Data listing >>
Content starts

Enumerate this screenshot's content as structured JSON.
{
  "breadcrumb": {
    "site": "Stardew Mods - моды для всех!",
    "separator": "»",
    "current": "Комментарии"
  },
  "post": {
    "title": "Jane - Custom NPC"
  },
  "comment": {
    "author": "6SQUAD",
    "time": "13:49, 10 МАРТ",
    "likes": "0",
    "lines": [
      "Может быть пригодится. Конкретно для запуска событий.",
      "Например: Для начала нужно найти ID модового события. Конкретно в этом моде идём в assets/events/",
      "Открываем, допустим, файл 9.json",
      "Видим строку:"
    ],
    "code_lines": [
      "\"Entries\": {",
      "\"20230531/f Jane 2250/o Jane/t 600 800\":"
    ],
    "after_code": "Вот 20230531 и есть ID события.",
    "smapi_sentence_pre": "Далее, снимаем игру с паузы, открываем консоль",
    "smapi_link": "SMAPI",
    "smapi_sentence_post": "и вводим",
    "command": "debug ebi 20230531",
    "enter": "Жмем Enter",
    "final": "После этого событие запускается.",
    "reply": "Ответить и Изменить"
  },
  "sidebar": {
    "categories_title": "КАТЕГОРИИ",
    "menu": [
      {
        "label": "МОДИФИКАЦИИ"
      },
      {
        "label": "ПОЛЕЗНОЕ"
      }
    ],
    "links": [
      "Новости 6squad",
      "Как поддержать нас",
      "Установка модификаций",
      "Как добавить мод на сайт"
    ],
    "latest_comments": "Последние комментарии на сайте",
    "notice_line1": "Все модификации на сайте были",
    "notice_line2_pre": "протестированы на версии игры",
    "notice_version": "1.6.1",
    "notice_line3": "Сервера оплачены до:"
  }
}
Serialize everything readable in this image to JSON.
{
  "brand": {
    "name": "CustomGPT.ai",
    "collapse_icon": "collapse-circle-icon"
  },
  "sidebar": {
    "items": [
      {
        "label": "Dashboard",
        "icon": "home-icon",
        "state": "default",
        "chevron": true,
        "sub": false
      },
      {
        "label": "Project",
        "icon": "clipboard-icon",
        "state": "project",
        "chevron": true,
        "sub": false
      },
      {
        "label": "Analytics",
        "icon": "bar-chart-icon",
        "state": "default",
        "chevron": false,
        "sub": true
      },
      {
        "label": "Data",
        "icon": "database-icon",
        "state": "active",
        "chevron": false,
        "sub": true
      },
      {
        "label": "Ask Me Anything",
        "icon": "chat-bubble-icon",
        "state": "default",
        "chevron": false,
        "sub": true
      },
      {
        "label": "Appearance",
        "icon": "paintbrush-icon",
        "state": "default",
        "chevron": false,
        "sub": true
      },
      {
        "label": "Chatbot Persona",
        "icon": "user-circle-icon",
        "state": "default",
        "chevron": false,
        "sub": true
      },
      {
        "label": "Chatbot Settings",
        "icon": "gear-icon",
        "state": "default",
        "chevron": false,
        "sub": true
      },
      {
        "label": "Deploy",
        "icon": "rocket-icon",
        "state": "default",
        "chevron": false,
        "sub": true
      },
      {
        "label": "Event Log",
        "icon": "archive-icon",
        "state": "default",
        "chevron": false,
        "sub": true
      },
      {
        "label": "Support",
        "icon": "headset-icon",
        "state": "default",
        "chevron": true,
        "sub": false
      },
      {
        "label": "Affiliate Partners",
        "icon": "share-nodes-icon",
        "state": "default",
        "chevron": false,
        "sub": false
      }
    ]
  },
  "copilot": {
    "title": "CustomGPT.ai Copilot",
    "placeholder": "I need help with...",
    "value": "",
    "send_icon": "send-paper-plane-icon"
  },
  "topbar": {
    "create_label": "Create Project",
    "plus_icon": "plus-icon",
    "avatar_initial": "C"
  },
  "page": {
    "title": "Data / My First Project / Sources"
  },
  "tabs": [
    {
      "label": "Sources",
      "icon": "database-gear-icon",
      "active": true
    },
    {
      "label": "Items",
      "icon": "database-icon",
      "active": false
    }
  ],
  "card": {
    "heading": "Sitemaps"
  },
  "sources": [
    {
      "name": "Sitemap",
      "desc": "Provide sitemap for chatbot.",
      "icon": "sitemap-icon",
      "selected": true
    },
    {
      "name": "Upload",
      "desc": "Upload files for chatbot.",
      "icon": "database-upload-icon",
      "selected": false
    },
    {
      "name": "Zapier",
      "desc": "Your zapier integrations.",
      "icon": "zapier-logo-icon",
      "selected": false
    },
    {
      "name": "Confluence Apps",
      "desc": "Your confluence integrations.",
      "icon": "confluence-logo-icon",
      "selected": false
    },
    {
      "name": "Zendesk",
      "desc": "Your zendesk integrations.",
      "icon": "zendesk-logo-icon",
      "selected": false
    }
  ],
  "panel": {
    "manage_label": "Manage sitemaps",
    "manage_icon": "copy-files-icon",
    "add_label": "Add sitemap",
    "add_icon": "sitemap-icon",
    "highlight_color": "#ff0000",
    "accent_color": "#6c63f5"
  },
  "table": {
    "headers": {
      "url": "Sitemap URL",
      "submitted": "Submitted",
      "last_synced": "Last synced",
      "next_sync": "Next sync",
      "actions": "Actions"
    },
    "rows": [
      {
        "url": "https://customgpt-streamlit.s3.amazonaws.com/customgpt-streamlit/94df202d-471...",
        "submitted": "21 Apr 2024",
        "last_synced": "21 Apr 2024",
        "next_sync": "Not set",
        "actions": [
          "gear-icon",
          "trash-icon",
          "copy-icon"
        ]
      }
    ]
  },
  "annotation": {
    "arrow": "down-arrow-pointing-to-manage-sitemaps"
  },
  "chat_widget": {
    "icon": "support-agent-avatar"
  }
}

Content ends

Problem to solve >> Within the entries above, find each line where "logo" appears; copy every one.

Result for this task >>
      "icon": "zapier-logo-icon",
      "icon": "confluence-logo-icon",
      "icon": "zendesk-logo-icon",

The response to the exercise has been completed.